Watir project consists of several smaller projects. The most important ones are watir-classic, watir-webdriver and watirspec.
Watir-classic makes use of the fact that Ruby has built in Object Linking and Embedding (OLE) capabilities. As such it is possible to drive Internet Explorer programmatically. Watir-classic operates from HTTP based test tools, which operates by simulating a browser. Instead of OLE protocol, which is implemented over the Object Model Component (COM) architecture. The COM interprocess communication protocol (such as between Ruby and Internet Explorer) and dynamic object creation and manipulation (which is what the Ruby program does to the Internet Explorer). Microsoft calls this OLE automation, and calls the manipulating program an automation controller. Technically, the Internet Explorer is the server and serves the automation objects, exposing their methods;
Watir-webdriver is a modern version of the Watir API based on Selenium. Selenium 2.0 (selenium-webdriver) aims to be the reference implementation of the WebDriver specification. In Ruby, Jari Bakken has implemented the Watir API as a wrapper around the Selenium 2.0 API. Not only is Watir-webdriver derived from Selenium 2.0, it is also built from the HTML specification, so Watir-webdriver should always be compatible with existing W3C specifications.

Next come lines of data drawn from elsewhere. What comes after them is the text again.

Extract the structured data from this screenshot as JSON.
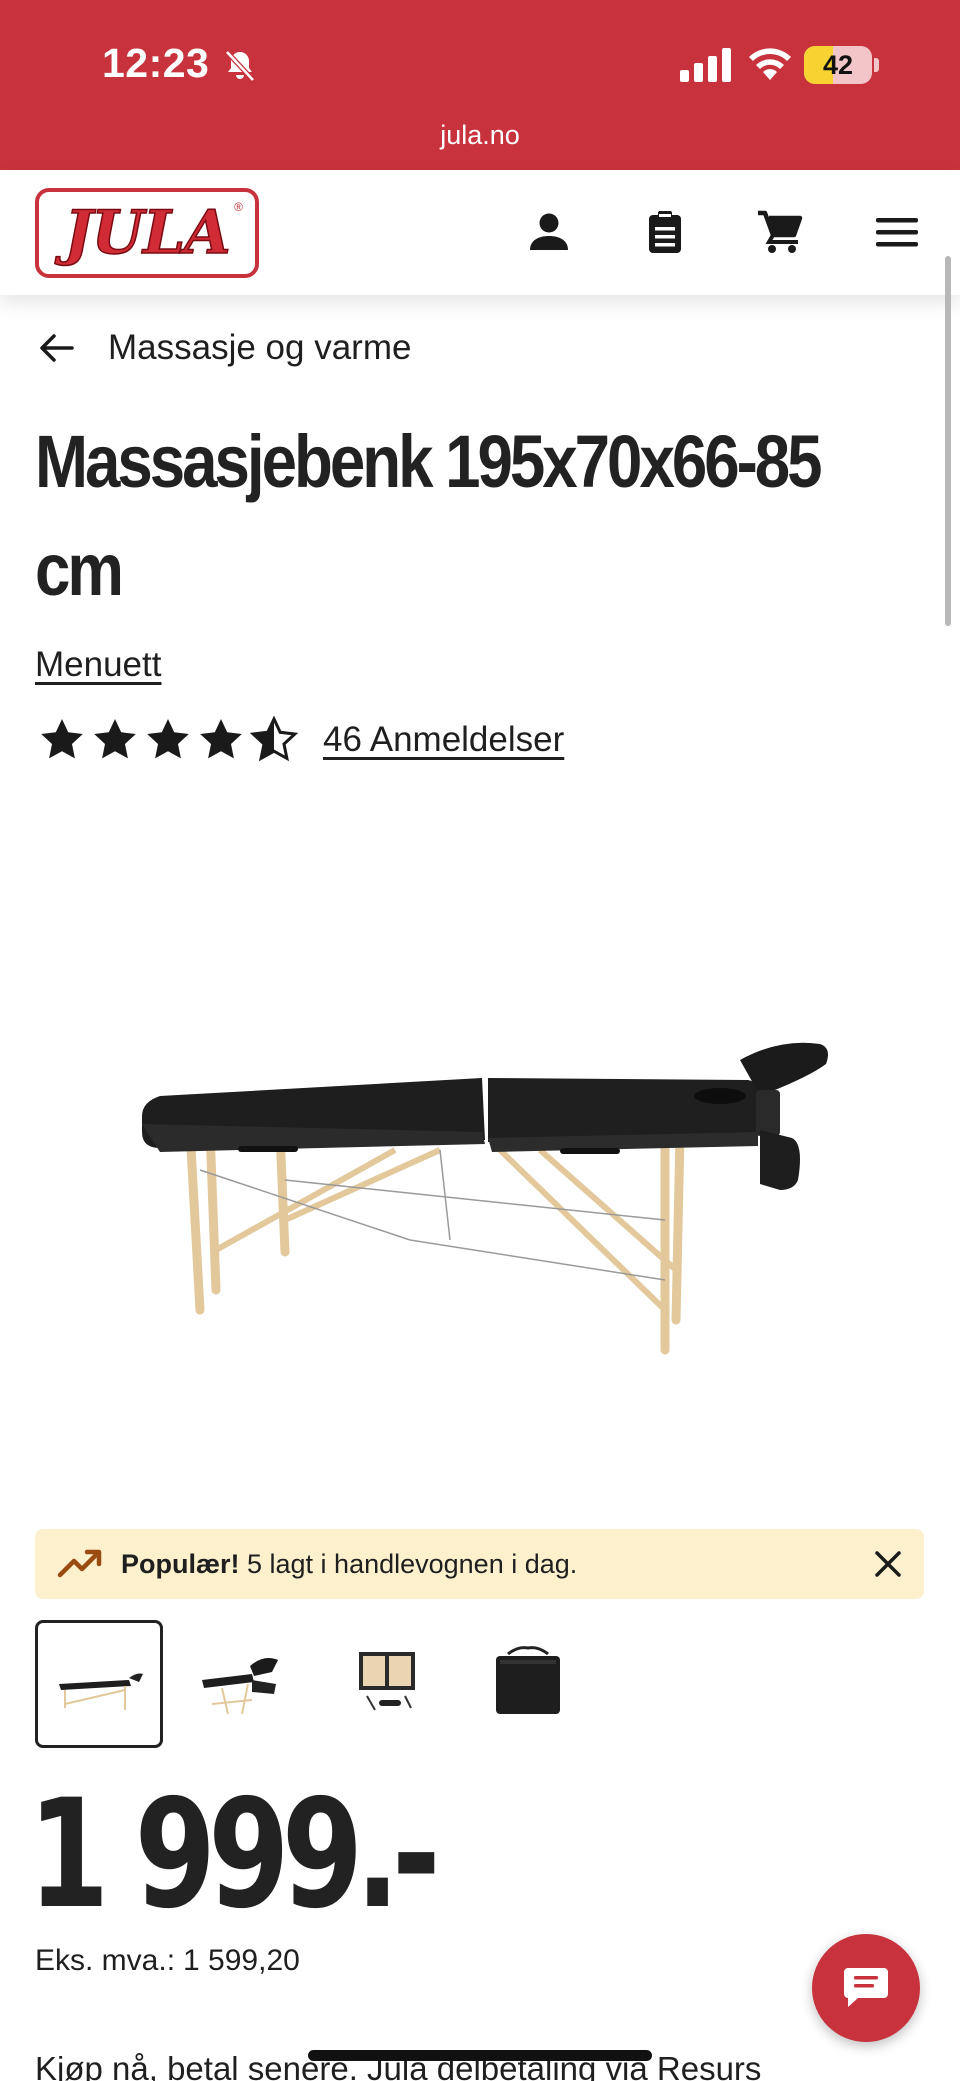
{
  "status_bar": {
    "time": "12:23",
    "battery": "42",
    "battery_level": 0.42
  },
  "browser": {
    "url": "jula.no"
  },
  "header": {
    "logo_text": "JULA",
    "logo_mark": "®"
  },
  "breadcrumb": {
    "label": "Massasje og varme"
  },
  "product": {
    "title_line1": "Massasjebenk 195x70x66-85",
    "title_line2": "cm",
    "brand": "Menuett",
    "rating": 4.5,
    "reviews_label": "46 Anmeldelser",
    "price": "1 999.-",
    "ex_vat_label": "Eks. mva.:",
    "ex_vat_value": "1 599,20",
    "installment_text": "Kjøp nå, betal senere. Jula delbetaling via Resurs"
  },
  "popular_banner": {
    "bold": "Populær!",
    "text": " 5 lagt i handlevognen i dag."
  },
  "thumbnails": [
    "massage-table-side",
    "massage-table-headrest",
    "massage-table-folded-accessories",
    "carry-bag"
  ],
  "colors": {
    "brand_red": "#c8323d",
    "banner_bg": "#fdf0cc",
    "text_dark": "#222222"
  }
}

Watirspec is executable specification of the Watir API, like RubySpec is for Ruby.